- [Instructions to follow]: Across the records below, how many lines include the string "แพลน"? State the number and nothing more.

- [Dataset excerpts]:
##############################
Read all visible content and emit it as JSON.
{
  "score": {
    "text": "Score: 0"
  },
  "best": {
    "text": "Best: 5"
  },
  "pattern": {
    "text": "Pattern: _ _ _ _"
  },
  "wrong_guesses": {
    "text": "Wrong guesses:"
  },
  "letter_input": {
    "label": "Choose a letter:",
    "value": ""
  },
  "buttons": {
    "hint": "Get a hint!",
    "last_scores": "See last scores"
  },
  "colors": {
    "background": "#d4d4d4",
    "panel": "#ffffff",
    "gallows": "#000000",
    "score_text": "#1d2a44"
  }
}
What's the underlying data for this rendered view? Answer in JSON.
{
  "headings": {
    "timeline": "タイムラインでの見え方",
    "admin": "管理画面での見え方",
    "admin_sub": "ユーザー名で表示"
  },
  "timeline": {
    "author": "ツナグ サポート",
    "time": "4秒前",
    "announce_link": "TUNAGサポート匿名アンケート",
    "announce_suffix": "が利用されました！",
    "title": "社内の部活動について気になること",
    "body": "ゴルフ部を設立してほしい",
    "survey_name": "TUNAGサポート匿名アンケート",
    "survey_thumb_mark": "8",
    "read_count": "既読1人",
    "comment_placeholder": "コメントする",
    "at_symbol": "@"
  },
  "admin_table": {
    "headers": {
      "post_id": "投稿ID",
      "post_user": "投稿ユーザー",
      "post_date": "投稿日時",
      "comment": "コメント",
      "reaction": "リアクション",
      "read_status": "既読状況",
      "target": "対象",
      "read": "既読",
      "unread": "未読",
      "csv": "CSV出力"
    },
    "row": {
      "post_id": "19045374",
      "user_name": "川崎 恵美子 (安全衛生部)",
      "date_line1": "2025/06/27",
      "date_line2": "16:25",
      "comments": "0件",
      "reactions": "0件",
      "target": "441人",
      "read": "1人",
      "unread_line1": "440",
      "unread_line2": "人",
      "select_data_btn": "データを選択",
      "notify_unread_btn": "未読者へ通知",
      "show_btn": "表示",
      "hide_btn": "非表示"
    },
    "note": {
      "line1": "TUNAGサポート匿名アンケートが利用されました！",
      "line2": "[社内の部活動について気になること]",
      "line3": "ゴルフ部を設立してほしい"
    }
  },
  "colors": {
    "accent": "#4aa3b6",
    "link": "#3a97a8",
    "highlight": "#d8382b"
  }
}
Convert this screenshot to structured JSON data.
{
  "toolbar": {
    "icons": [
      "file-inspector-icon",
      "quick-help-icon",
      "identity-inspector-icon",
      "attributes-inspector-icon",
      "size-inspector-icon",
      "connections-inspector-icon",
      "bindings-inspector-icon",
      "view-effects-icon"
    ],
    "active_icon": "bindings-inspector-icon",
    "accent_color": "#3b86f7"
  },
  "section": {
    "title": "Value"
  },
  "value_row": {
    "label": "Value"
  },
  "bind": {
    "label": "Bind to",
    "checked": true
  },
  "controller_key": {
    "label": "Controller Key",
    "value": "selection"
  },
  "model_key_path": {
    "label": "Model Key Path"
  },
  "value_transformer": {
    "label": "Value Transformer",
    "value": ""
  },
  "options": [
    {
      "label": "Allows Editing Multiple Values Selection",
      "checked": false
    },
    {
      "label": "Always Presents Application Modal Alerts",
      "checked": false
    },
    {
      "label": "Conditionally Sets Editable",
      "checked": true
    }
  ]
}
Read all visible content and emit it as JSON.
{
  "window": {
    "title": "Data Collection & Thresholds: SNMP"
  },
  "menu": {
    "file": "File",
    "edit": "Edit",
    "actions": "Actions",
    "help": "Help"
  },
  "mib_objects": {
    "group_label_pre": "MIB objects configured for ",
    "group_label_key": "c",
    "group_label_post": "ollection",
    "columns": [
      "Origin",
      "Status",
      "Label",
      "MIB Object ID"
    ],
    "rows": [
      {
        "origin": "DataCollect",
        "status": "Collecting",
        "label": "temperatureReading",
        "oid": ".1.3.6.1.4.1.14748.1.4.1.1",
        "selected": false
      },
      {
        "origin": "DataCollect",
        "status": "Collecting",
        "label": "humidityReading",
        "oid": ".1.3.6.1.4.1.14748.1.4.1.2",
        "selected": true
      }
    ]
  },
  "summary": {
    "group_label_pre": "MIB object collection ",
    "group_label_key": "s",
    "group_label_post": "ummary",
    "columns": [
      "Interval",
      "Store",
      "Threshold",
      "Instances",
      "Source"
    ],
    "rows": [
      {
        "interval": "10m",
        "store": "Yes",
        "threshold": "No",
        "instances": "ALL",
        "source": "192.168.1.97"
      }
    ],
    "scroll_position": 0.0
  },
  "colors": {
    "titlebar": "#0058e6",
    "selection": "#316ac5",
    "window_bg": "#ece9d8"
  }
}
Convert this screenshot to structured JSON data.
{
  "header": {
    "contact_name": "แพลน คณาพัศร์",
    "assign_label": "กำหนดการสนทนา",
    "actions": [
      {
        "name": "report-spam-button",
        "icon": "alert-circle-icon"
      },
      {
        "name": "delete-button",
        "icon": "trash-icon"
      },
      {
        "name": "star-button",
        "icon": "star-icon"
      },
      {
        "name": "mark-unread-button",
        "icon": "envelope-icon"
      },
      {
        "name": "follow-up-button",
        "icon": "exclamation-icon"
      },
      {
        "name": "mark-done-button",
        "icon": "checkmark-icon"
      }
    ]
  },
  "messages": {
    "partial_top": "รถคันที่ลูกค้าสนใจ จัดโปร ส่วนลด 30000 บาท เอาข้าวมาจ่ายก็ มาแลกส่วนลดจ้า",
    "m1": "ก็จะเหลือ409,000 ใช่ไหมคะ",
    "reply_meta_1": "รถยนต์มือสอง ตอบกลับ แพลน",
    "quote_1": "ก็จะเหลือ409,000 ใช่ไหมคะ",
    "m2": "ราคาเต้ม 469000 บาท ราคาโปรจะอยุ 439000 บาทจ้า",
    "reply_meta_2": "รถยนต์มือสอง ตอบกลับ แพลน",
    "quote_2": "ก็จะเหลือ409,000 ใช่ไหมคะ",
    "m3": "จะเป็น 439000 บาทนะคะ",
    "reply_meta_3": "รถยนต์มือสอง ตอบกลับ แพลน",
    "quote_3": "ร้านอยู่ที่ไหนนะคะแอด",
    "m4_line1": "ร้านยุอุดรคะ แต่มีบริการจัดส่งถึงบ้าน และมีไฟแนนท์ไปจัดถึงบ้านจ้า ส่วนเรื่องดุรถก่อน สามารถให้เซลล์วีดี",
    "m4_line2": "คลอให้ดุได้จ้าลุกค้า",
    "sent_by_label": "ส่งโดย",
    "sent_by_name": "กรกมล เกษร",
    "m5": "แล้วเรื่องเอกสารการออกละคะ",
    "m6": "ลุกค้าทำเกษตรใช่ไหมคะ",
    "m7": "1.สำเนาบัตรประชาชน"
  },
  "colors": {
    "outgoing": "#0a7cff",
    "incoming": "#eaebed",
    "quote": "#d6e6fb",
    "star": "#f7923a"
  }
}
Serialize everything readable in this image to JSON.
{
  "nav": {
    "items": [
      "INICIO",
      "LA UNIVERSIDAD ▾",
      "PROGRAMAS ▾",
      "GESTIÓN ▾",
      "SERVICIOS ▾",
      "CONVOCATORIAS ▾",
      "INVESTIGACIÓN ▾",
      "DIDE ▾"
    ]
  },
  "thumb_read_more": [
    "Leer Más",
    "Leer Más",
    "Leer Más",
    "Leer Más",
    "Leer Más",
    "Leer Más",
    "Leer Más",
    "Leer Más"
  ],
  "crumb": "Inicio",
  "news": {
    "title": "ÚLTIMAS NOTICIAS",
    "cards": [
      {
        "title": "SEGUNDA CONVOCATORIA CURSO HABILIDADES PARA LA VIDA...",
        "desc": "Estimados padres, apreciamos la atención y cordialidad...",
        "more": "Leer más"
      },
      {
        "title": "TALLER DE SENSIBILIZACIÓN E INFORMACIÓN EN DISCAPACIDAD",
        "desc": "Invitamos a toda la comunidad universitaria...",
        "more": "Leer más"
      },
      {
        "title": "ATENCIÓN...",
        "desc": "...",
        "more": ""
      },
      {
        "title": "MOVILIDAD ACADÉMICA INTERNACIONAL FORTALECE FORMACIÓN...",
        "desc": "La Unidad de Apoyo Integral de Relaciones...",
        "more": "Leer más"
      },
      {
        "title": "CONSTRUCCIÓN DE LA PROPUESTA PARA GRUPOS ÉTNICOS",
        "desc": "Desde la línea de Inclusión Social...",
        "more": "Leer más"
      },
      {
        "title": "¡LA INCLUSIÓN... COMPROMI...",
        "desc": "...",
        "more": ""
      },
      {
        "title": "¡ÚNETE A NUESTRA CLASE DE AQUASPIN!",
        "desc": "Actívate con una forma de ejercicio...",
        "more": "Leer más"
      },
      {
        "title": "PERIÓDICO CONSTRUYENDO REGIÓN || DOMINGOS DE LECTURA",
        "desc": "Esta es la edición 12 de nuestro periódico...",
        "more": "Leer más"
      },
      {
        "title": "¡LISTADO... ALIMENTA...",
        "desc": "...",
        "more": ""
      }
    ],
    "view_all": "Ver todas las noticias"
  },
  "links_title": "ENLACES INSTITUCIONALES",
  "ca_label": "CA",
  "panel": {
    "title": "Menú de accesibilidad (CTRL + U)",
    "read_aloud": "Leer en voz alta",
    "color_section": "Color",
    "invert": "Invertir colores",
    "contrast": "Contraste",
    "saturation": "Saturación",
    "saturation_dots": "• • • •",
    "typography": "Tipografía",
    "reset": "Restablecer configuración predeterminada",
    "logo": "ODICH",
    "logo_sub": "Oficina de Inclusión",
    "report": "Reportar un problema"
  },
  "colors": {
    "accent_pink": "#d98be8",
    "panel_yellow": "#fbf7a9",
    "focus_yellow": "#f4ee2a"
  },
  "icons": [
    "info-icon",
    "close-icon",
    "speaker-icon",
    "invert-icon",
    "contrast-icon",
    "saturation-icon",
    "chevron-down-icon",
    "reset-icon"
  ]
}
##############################
- [Output for this task]: 4